For our future intrepid scholar, then, Engine Company 233 and Ladder Company 176 falls short of its formalist agenda. It points to a larger issue about how any attempt to reconcile form and site, especially when working with plans and grids, only results in a kind of cognitive dissonance. And moreover, there is the failure to address the very thing that the building is supposed to address—context, which, in Eisenman’s hands, has nothing to do with the history of the site or of the New York Fire Department, or the people who lived in this area, or other buildings, for that matter. Context is not geometry, but geomancy, a desire to conjure a building from mathematical and abstract wish-fulfillment. Engine Company 233 and Ladder Company 176 has little to say. And finally, when it comes to acknowledging these multiple failures, critics have been silent. It is not a deafening silence, however. That sound you hear is only the sound of whimpering, sotto voce, into a void.

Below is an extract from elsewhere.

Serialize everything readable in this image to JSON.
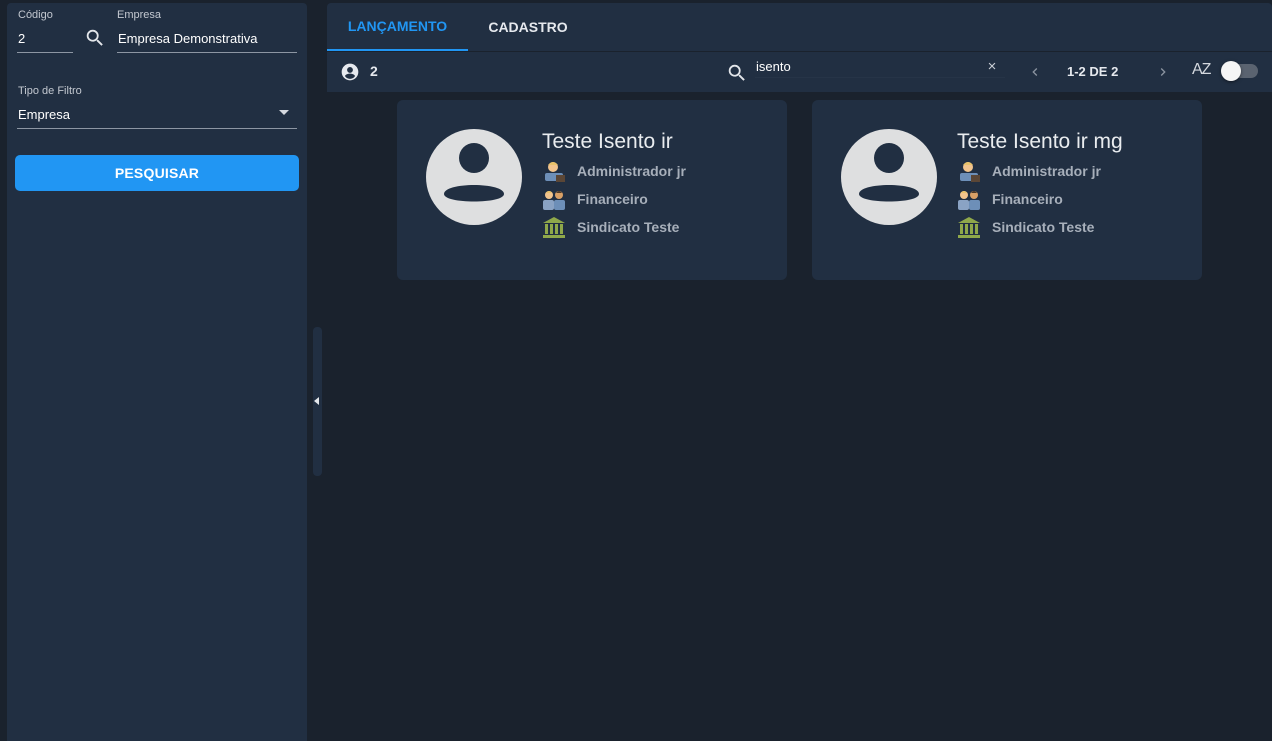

Enrique Ramirez is a writer, historian, and visiting associate professor at Pratt Institute’s School of Architecture. This was his first time visiting a Peter Eisenman building, and he has no plans to fly to Phoenix to see State Farm Stadium.